Honestly, you don’t need to be a believer in Christ to read these books. They’re fun, exceptionally well written, and entertaining. Quick reads, as I couldn’t put this book down. Literally read within 2 days! Give this book a try, you won’t regret it! Books like this have changed my life, as well as the many people I’ve recommended them to!
Counted With the Stars has the perfect measure of heart and history!
One of the strongest draws to this novel is it’s multi-dimensional characters. The narrative is delivered through the first person point of view of Kiya. Ripped from a life of luxury, Kiya despairs over the loss of her family as well as the hardships she must endure in servitude to Tekurah — the lady of the house. It’s not long, however, before she finds solace in the friendship of a Hebrew slave. One sacrificial act by new acquaintance Shira, followed by subsequent talks about her One God pave the way for a soul-deep friendship between the two. Shira’s faith, gentle spirit, willing acceptance of God’s good plan stirred my heart. Secondary characters like Shira’s brother Eben, as well as Kiya’s mother and brother enrich the story with glimmers of love and forgiveness.
Connilyn led me to see the events of Exodus with new eyes. For the first time, I questioned how word of Moses’ confrontations with Pharaoh would have been relayed through a nation as large as Egypt. Word of mouth, speculation, and pagan superstitions could have both helped and hurt the Hebrews by stirring up a mixture of resentment and fear towards them.
Have you ever considered how each plague was a targeted attack the gods of Egypt? I’ve done so through the eyes of a Christian, but never through an Egyptian’s perspective., I’ve read the biblical accounts numerous times and each time I’ve skimmed over God’s protection of the Israelites from the 5th plague on livestock. By doing so, God (Jehovah-Jireh) provided the sacrificial lambs of Passover. (See also Genesis 22:13-14, Exodus 9 & 12, & 1 Corinthians 5:7.) This book did for me the very thing that endears me to biblical fiction — it sent me searching the scriptures.
I’d like to conclude with a few general remarks: Connilyn’s approach to the retelling of Exodus is as unique as it is compelling. She was able to elicit from me genuine concern for Kiya’s salvation, making me worry if she would be “ever seeing but never perceiving, and ever hearing but never understanding.” In the story surrounding her brother, I detected a nod towards the sanctity of life and how God sees value in every life. Counted With the Stars has the perfect measure of heart and history!

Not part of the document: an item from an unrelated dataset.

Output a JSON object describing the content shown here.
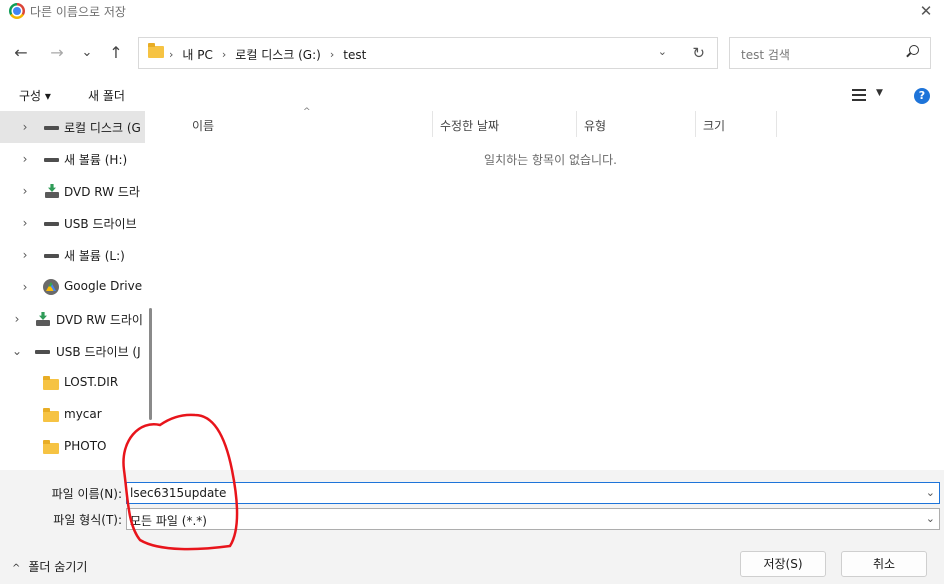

I received this book free from the author in exchange for my review. I was not required to write a positive review. The opinions I have expressed are my own.